EXERCISE REQUIREMENTS:
All of the data must be printed exactly; please include every line.

THE RECORDS:
= = =

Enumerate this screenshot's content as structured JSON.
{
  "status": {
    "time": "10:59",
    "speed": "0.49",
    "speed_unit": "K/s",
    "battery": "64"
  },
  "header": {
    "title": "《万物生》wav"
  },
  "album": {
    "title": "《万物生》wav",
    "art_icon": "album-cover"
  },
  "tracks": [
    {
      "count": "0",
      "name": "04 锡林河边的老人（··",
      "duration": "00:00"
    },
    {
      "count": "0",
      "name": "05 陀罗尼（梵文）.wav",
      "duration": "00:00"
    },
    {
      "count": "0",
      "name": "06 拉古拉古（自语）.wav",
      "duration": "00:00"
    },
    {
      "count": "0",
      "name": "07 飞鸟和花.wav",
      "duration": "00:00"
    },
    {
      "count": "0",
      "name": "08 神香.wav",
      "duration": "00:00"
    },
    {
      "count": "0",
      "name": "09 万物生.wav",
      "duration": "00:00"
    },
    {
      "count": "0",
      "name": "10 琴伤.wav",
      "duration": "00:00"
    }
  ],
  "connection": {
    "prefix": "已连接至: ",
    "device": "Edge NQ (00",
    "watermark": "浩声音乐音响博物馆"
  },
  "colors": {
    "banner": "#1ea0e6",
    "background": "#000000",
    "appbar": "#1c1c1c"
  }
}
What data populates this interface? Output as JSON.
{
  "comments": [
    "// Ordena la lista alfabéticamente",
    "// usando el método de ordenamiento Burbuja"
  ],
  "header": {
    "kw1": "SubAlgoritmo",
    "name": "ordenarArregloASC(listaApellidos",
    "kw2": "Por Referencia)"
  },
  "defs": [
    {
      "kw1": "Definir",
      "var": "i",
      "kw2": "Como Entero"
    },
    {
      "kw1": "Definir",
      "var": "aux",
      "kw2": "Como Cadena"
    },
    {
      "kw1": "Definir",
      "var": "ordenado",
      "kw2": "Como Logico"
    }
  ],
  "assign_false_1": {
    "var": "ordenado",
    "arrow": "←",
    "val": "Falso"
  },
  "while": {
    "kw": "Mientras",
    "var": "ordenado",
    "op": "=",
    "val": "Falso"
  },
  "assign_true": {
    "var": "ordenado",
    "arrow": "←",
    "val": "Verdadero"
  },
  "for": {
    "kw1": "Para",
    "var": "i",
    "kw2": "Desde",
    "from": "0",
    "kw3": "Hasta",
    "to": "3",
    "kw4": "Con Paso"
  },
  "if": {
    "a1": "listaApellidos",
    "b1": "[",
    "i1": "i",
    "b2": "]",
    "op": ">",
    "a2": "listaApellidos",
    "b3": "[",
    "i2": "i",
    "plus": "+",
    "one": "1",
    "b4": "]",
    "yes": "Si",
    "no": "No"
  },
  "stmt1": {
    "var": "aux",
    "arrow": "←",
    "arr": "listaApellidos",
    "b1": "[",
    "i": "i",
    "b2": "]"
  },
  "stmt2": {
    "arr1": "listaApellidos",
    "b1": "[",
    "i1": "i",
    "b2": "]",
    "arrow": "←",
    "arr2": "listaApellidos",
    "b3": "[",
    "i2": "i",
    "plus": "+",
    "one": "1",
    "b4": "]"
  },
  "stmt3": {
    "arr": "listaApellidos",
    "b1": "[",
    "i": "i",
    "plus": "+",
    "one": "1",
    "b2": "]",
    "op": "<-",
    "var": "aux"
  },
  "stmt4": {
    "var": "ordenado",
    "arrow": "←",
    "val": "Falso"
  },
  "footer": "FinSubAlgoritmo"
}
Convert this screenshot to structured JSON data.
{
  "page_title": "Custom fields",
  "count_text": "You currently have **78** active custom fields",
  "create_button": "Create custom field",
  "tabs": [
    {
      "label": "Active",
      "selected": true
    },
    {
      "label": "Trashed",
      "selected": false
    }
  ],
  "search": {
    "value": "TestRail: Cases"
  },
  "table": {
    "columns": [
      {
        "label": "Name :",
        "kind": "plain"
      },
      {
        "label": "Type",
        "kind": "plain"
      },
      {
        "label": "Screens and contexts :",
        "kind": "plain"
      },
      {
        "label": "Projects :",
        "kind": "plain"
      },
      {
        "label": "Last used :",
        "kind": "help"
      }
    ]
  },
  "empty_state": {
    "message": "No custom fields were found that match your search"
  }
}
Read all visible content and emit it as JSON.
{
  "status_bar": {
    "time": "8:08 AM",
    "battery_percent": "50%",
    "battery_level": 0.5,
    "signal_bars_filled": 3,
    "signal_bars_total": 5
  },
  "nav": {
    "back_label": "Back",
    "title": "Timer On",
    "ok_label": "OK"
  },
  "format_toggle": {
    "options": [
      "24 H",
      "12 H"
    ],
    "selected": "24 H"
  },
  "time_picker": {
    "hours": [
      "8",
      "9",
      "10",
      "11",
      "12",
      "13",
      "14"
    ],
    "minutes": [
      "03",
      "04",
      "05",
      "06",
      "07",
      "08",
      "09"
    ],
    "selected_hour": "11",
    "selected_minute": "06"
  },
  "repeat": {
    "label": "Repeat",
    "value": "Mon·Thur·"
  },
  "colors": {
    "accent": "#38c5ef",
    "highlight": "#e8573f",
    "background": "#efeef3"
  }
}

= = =

COMPLETED TASK:
Enumerate this screenshot's content as structured JSON.
{
  "status": {
    "time": "10:59",
    "speed": "0.49",
    "speed_unit": "K/s",
    "battery": "64"
  },
  "header": {
    "title": "《万物生》wav"
  },
  "album": {
    "title": "《万物生》wav",
    "art_icon": "album-cover"
  },
  "tracks": [
    {
      "count": "0",
      "name": "04 锡林河边的老人（··",
      "duration": "00:00"
    },
    {
      "count": "0",
      "name": "05 陀罗尼（梵文）.wav",
      "duration": "00:00"
    },
    {
      "count": "0",
      "name": "06 拉古拉古（自语）.wav",
      "duration": "00:00"
    },
    {
      "count": "0",
      "name": "07 飞鸟和花.wav",
      "duration": "00:00"
    },
    {
      "count": "0",
      "name": "08 神香.wav",
      "duration": "00:00"
    },
    {
      "count": "0",
      "name": "09 万物生.wav",
      "duration": "00:00"
    },
    {
      "count": "0",
      "name": "10 琴伤.wav",
      "duration": "00:00"
    }
  ],
  "connection": {
    "prefix": "已连接至: ",
    "device": "Edge NQ (00",
    "watermark": "浩声音乐音响博物馆"
  },
  "colors": {
    "banner": "#1ea0e6",
    "background": "#000000",
    "appbar": "#1c1c1c"
  }
}
What data populates this interface? Output as JSON.
{
  "comments": [
    "// Ordena la lista alfabéticamente",
    "// usando el método de ordenamiento Burbuja"
  ],
  "header": {
    "kw1": "SubAlgoritmo",
    "name": "ordenarArregloASC(listaApellidos",
    "kw2": "Por Referencia)"
  },
  "defs": [
    {
      "kw1": "Definir",
      "var": "i",
      "kw2": "Como Entero"
    },
    {
      "kw1": "Definir",
      "var": "aux",
      "kw2": "Como Cadena"
    },
    {
      "kw1": "Definir",
      "var": "ordenado",
      "kw2": "Como Logico"
    }
  ],
  "assign_false_1": {
    "var": "ordenado",
    "arrow": "←",
    "val": "Falso"
  },
  "while": {
    "kw": "Mientras",
    "var": "ordenado",
    "op": "=",
    "val": "Falso"
  },
  "assign_true": {
    "var": "ordenado",
    "arrow": "←",
    "val": "Verdadero"
  },
  "for": {
    "kw1": "Para",
    "var": "i",
    "kw2": "Desde",
    "from": "0",
    "kw3": "Hasta",
    "to": "3",
    "kw4": "Con Paso"
  },
  "if": {
    "a1": "listaApellidos",
    "b1": "[",
    "i1": "i",
    "b2": "]",
    "op": ">",
    "a2": "listaApellidos",
    "b3": "[",
    "i2": "i",
    "plus": "+",
    "one": "1",
    "b4": "]",
    "yes": "Si",
    "no": "No"
  },
  "stmt1": {
    "var": "aux",
    "arrow": "←",
    "arr": "listaApellidos",
    "b1": "[",
    "i": "i",
    "b2": "]"
  },
  "stmt2": {
    "arr1": "listaApellidos",
    "b1": "[",
    "i1": "i",
    "b2": "]",
    "arrow": "←",
    "arr2": "listaApellidos",
    "b3": "[",
    "i2": "i",
    "plus": "+",
    "one": "1",
    "b4": "]"
  },
  "stmt3": {
    "arr": "listaApellidos",
    "b1": "[",
    "i": "i",
    "plus": "+",
    "one": "1",
    "b2": "]",
    "op": "<-",
    "var": "aux"
  },
  "stmt4": {
    "var": "ordenado",
    "arrow": "←",
    "val": "Falso"
  },
  "footer": "FinSubAlgoritmo"
}
Convert this screenshot to structured JSON data.
{
  "page_title": "Custom fields",
  "count_text": "You currently have **78** active custom fields",
  "create_button": "Create custom field",
  "tabs": [
    {
      "label": "Active",
      "selected": true
    },
    {
      "label": "Trashed",
      "selected": false
    }
  ],
  "search": {
    "value": "TestRail: Cases"
  },
  "table": {
    "columns": [
      {
        "label": "Name :",
        "kind": "plain"
      },
      {
        "label": "Type",
        "kind": "plain"
      },
      {
        "label": "Screens and contexts :",
        "kind": "plain"
      },
      {
        "label": "Projects :",
        "kind": "plain"
      },
      {
        "label": "Last used :",
        "kind": "help"
      }
    ]
  },
  "empty_state": {
    "message": "No custom fields were found that match your search"
  }
}
Read all visible content and emit it as JSON.
{
  "status_bar": {
    "time": "8:08 AM",
    "battery_percent": "50%",
    "battery_level": 0.5,
    "signal_bars_filled": 3,
    "signal_bars_total": 5
  },
  "nav": {
    "back_label": "Back",
    "title": "Timer On",
    "ok_label": "OK"
  },
  "format_toggle": {
    "options": [
      "24 H",
      "12 H"
    ],
    "selected": "24 H"
  },
  "time_picker": {
    "hours": [
      "8",
      "9",
      "10",
      "11",
      "12",
      "13",
      "14"
    ],
    "minutes": [
      "03",
      "04",
      "05",
      "06",
      "07",
      "08",
      "09"
    ],
    "selected_hour": "11",
    "selected_minute": "06"
  },
  "repeat": {
    "label": "Repeat",
    "value": "Mon·Thur·"
  },
  "colors": {
    "accent": "#38c5ef",
    "highlight": "#e8573f",
    "background": "#efeef3"
  }
}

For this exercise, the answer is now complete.